The gimmick worked. Ray Henderson was suddenly Braddock’s go-to man. At the end of the fourth quarter, with Braddock trailing 12-9, Butch caught two passes for 35 yards. The crowd of 10,000 went wild as the boy dusted himself off. Quarterback John Jacobs made two more completions for gains, putting Braddock in Scott High territory with just over thirty seconds to play. Down by three, a tying field goal would jeopardize Braddock’s chances at the postseason. There was no overtime. Klausing called another passing play. Jacobs saw Butch streaking for the back of the end zone. He let one fly. Henderson hauled in the 26-yard pass, a beautiful over-the-shoulder grab for a touchdown. The kid with boards for hands had come through. Half of the fans in Scott Stadium went nuts. The other half looked on in disbelief. The Tigers had done it again.
Braddock beat Waynesburg 25-7 in the championship game. When Klausing had arrived in Braddock in 1954, the Tigers were a mediocre team with a long losing streak. In six seasons the coach hadn’t lost a game. Braddock had become a winning town by association, a point of pride in the region.
Braddock HS PA Football Highlights 1954 to 1959.
For steelworkers and the American steel industry, things didn’t turn out so well. The Supreme Court upheld Eisenhower’s Taft-Hartley injunction on November 7th, the day after the big game. In a daze, workers returned to the mills.
Things only got worse. With 85% of the industry nonoperational during the strike, American corporations found suppliers in Japan and Korea. Imports of steel doubled in 1959. Efficient sea transport was coming into its own and Asian steel was less costly. Over the next decade, the American steel industry went into a free fall.

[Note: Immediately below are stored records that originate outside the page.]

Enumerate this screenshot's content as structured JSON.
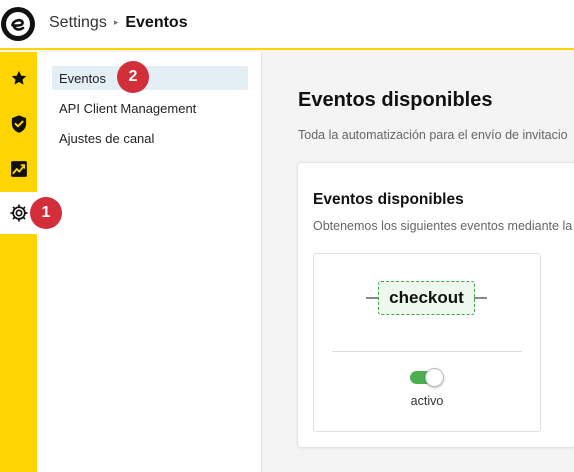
{
  "app": {
    "logo_letter": "e"
  },
  "breadcrumb": {
    "root": "Settings",
    "separator": "▸",
    "current": "Eventos"
  },
  "rail": {
    "items": [
      {
        "icon": "star-icon"
      },
      {
        "icon": "shield-check-icon"
      },
      {
        "icon": "chart-icon"
      },
      {
        "icon": "gear-icon",
        "active": true
      }
    ]
  },
  "subnav": {
    "items": [
      {
        "label": "Eventos",
        "selected": true
      },
      {
        "label": "API Client Management"
      },
      {
        "label": "Ajustes de canal"
      }
    ]
  },
  "badges": {
    "settings": "1",
    "eventos": "2"
  },
  "main": {
    "title": "Eventos disponibles",
    "subtitle": "Toda la automatización para el envío de invitacio",
    "card": {
      "title": "Eventos disponibles",
      "subtitle": "Obtenemos los siguientes eventos mediante la",
      "event": {
        "name": "checkout",
        "toggle_state": "on",
        "toggle_label": "activo"
      }
    }
  },
  "colors": {
    "rail_yellow": "#ffd400",
    "badge_red": "#d22f3a",
    "toggle_green": "#4caf50",
    "selected_bg": "#e4eef5"
  }
}
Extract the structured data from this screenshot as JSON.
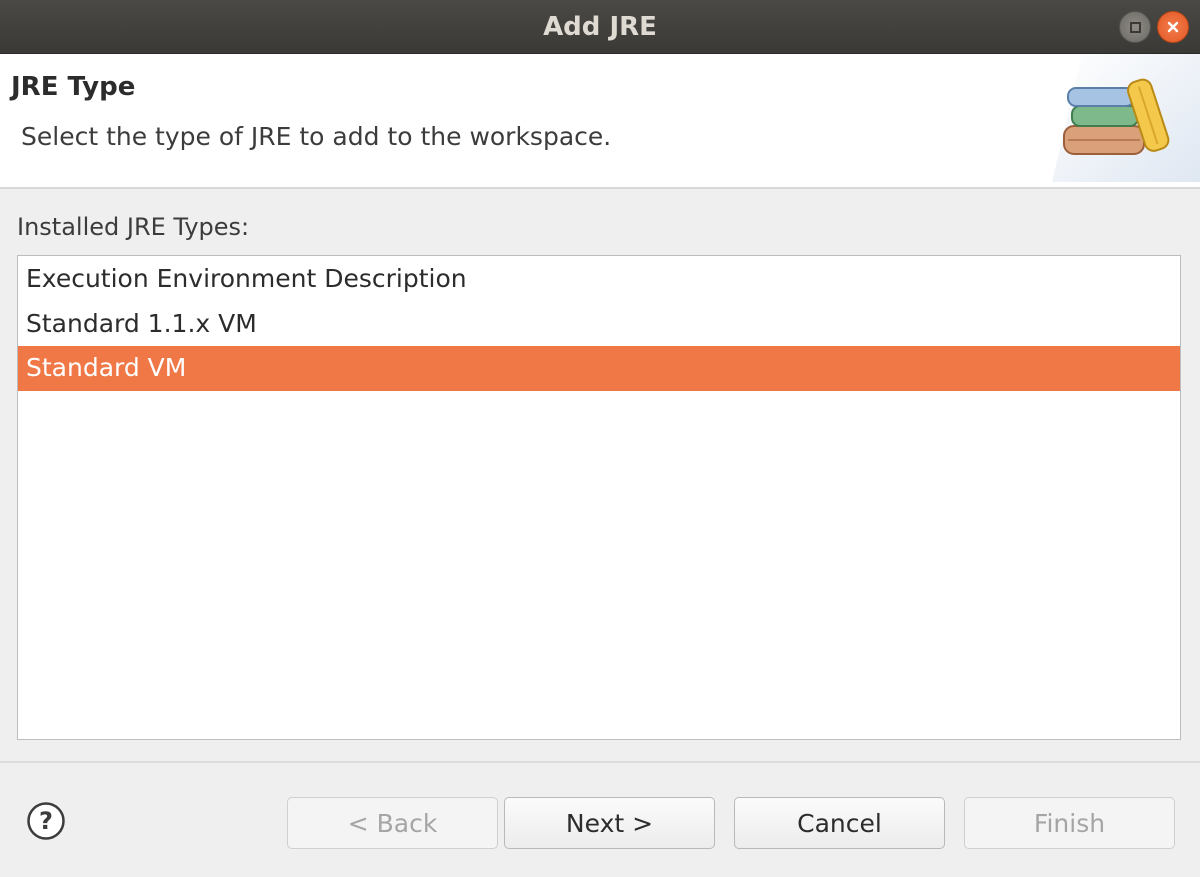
{
  "window": {
    "title": "Add JRE"
  },
  "header": {
    "title": "JRE Type",
    "description": "Select the type of JRE to add to the workspace."
  },
  "list": {
    "label": "Installed JRE Types:",
    "items": [
      {
        "label": "Execution Environment Description",
        "selected": false
      },
      {
        "label": "Standard 1.1.x VM",
        "selected": false
      },
      {
        "label": "Standard VM",
        "selected": true
      }
    ]
  },
  "buttons": {
    "back": "< Back",
    "next": "Next >",
    "cancel": "Cancel",
    "finish": "Finish"
  },
  "icons": {
    "help": "help-icon",
    "banner": "books-icon",
    "maximize": "maximize-icon",
    "close": "close-icon"
  },
  "colors": {
    "selection": "#f07746",
    "titlebar": "#3e3d39",
    "close_button": "#e85d28"
  }
}
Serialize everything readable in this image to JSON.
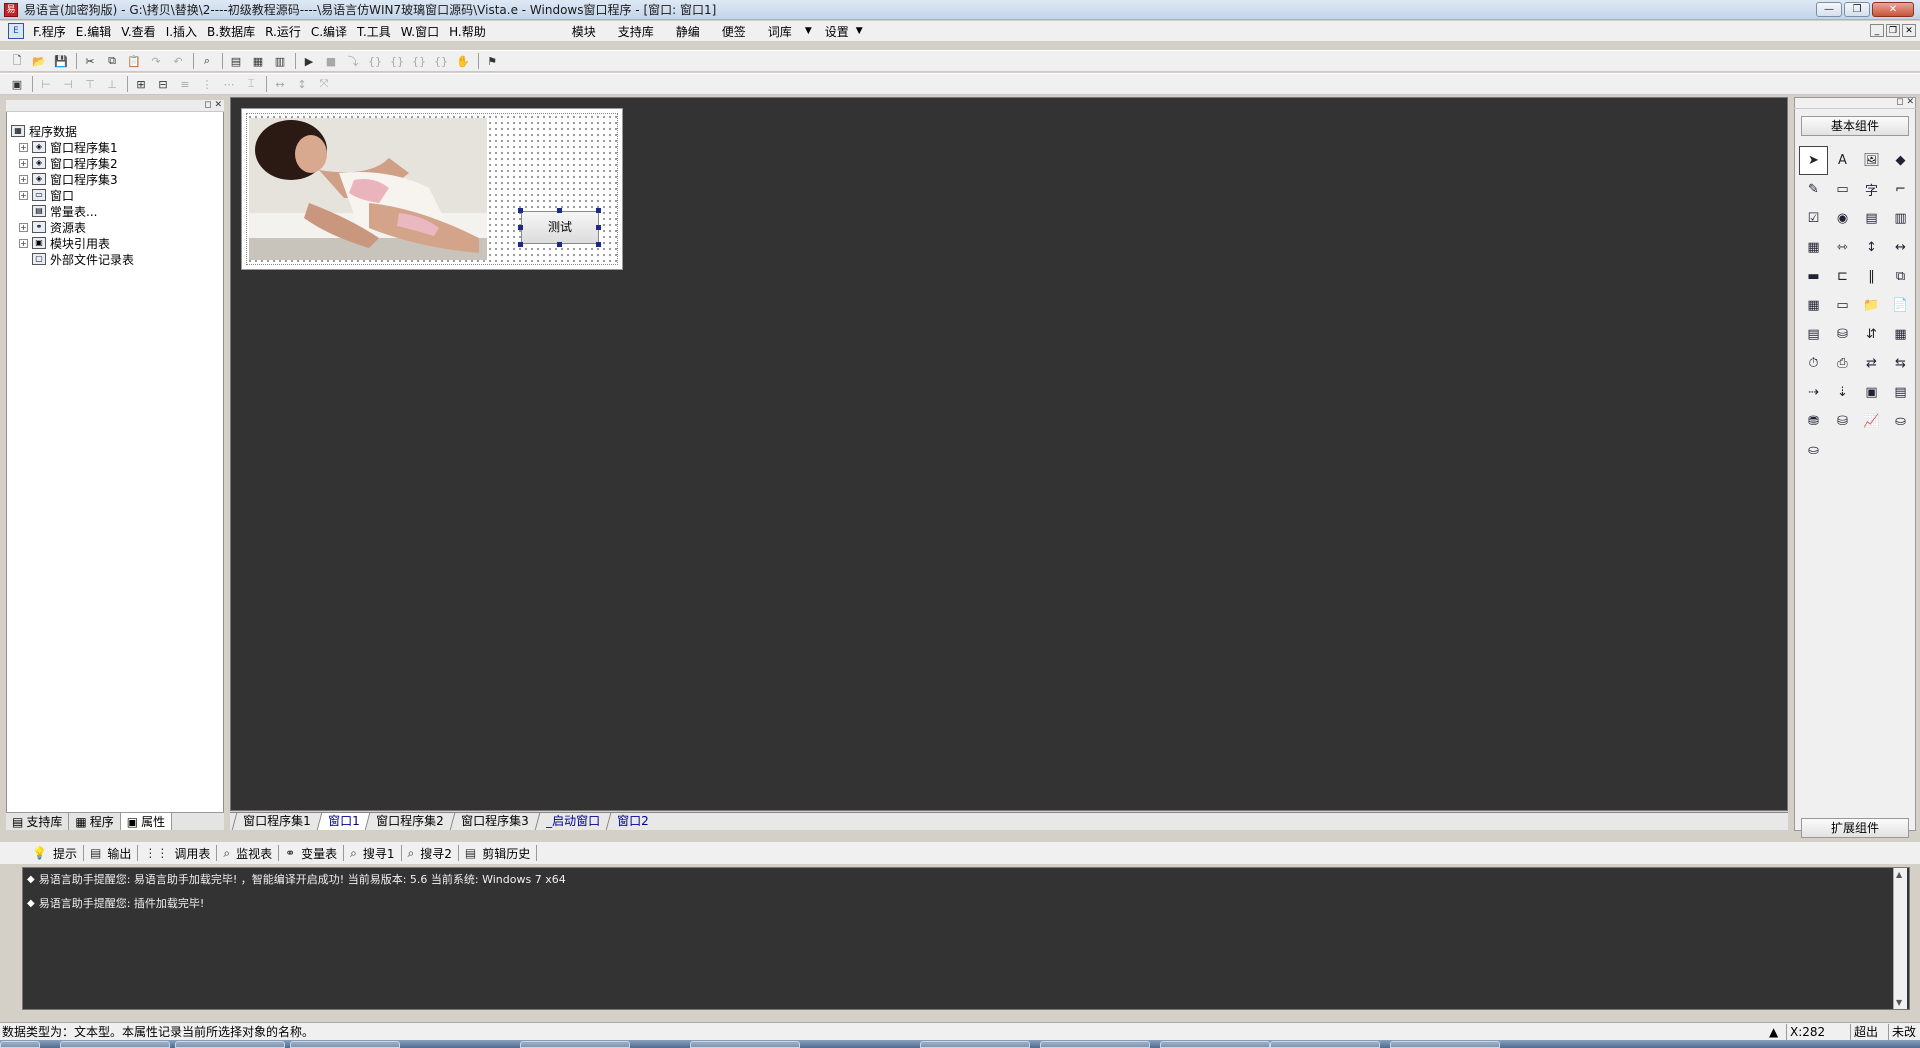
{
  "window": {
    "title": "易语言(加密狗版) - G:\\拷贝\\替换\\2----初级教程源码----\\易语言仿WIN7玻璃窗口源码\\Vista.e - Windows窗口程序 - [窗口: 窗口1]",
    "buttons": {
      "minimize": "—",
      "restore": "❐",
      "close": "✕"
    }
  },
  "menu": {
    "items": [
      "F.程序",
      "E.编辑",
      "V.查看",
      "I.插入",
      "B.数据库",
      "R.运行",
      "C.编译",
      "T.工具",
      "W.窗口",
      "H.帮助"
    ],
    "right_items": [
      "模块",
      "支持库",
      "静编",
      "便签",
      "词库",
      "设置"
    ],
    "mdi_buttons": [
      "_",
      "❐",
      "✕"
    ]
  },
  "left_panel": {
    "tree": [
      {
        "label": "程序数据",
        "level": 0,
        "expander": "",
        "icon": "program-data-icon"
      },
      {
        "label": "窗口程序集1",
        "level": 1,
        "expander": "+",
        "icon": "module-icon"
      },
      {
        "label": "窗口程序集2",
        "level": 1,
        "expander": "+",
        "icon": "module-icon"
      },
      {
        "label": "窗口程序集3",
        "level": 1,
        "expander": "+",
        "icon": "module-icon"
      },
      {
        "label": "窗口",
        "level": 1,
        "expander": "+",
        "icon": "window-icon"
      },
      {
        "label": "常量表...",
        "level": 1,
        "expander": "",
        "icon": "constants-icon"
      },
      {
        "label": "资源表",
        "level": 1,
        "expander": "+",
        "icon": "resources-icon"
      },
      {
        "label": "模块引用表",
        "level": 1,
        "expander": "+",
        "icon": "module-ref-icon"
      },
      {
        "label": "外部文件记录表",
        "level": 1,
        "expander": "",
        "icon": "file-record-icon"
      }
    ],
    "tabs": [
      {
        "label": "支持库",
        "active": false
      },
      {
        "label": "程序",
        "active": false
      },
      {
        "label": "属性",
        "active": true
      }
    ]
  },
  "design": {
    "button_label": "测试",
    "tabs": [
      {
        "label": "窗口程序集1",
        "state": "normal"
      },
      {
        "label": "窗口1",
        "state": "active"
      },
      {
        "label": "窗口程序集2",
        "state": "normal"
      },
      {
        "label": "窗口程序集3",
        "state": "normal"
      },
      {
        "label": "_启动窗口",
        "state": "link"
      },
      {
        "label": "窗口2",
        "state": "link"
      }
    ]
  },
  "components": {
    "basic_label": "基本组件",
    "extended_label": "扩展组件"
  },
  "output": {
    "tabs": [
      "提示",
      "输出",
      "调用表",
      "监视表",
      "变量表",
      "搜寻1",
      "搜寻2",
      "剪辑历史"
    ],
    "lines": [
      "易语言助手提醒您: 易语言助手加载完毕!  ，智能编译开启成功!  当前易版本: 5.6  当前系统: Windows 7 x64",
      "易语言助手提醒您: 插件加载完毕!"
    ]
  },
  "status": {
    "text": "数据类型为：文本型。本属性记录当前所选择对象的名称。",
    "coords": "X:282",
    "cell2": "超出",
    "cell3": "未改"
  }
}
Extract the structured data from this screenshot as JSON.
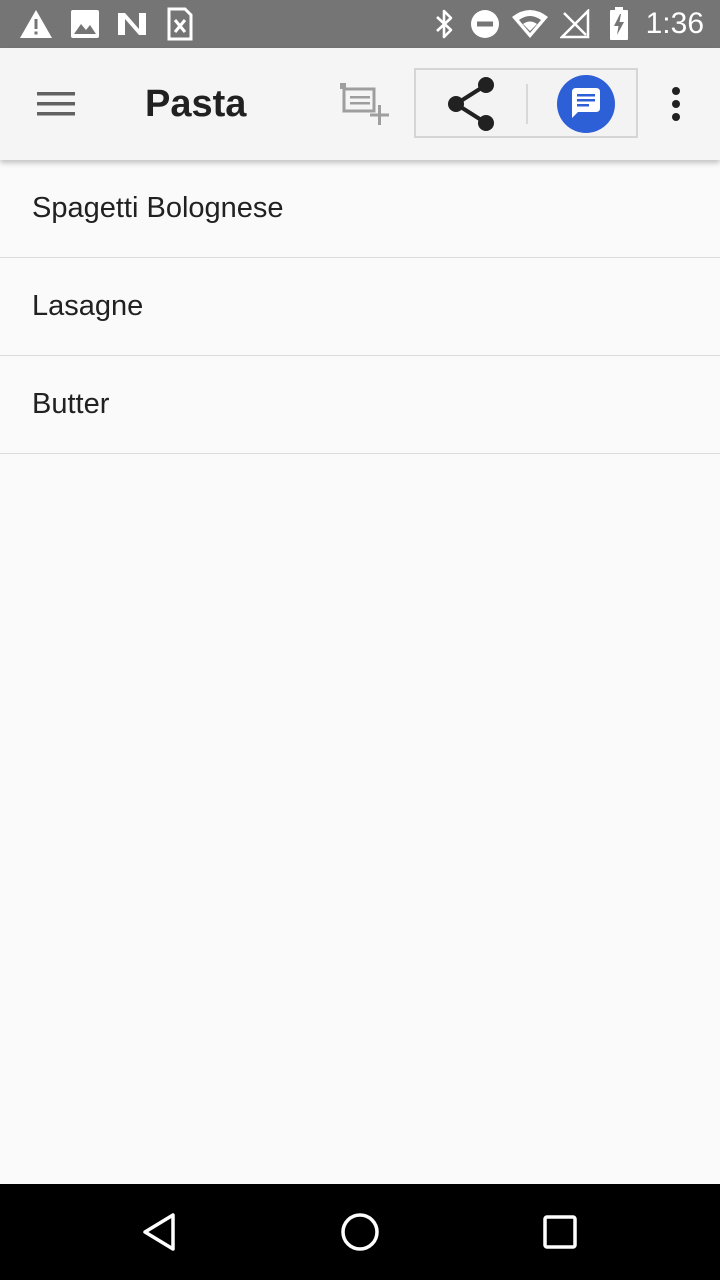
{
  "status_bar": {
    "time": "1:36",
    "icons_left": [
      "warning-icon",
      "image-icon",
      "n-logo-icon",
      "sim-card-x-icon"
    ],
    "icons_right": [
      "bluetooth-icon",
      "do-not-disturb-icon",
      "wifi-icon",
      "signal-off-icon",
      "battery-charging-icon"
    ]
  },
  "app_bar": {
    "title": "Pasta",
    "actions": [
      "menu-icon",
      "add-list-icon",
      "share-icon",
      "messages-icon",
      "more-vert-icon"
    ],
    "colors": {
      "background": "#f5f5f5",
      "messages_accent": "#2d5fd6"
    }
  },
  "list": {
    "items": [
      {
        "label": "Spagetti Bolognese"
      },
      {
        "label": "Lasagne"
      },
      {
        "label": "Butter"
      }
    ]
  },
  "nav_bar": {
    "buttons": [
      "back-icon",
      "home-icon",
      "recents-icon"
    ]
  }
}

Braddock’s population declined with it. Younger generations left in search of work. With the arrival of strip malls and the proliferation of the automobile, established workers settled in nearby suburbs. Unknowingly, Braddock’s half-dozen car dealers had sold their customers one-way tickets. In 1950, Braddock had 16,488 residents. By 1970, that number was down to 8,682. The decline persisted. The big stores closed down or moved on. The smaller shops simply dwindled. Many walked away from their buildings, from the town, leaving empty storefronts and vacant houses in their wake. The Edgar Thomson Works is still operational, but the men and women who work there drive out of Braddock when the whistle blows, away from the embattled town that was once the pride of the Monongahela.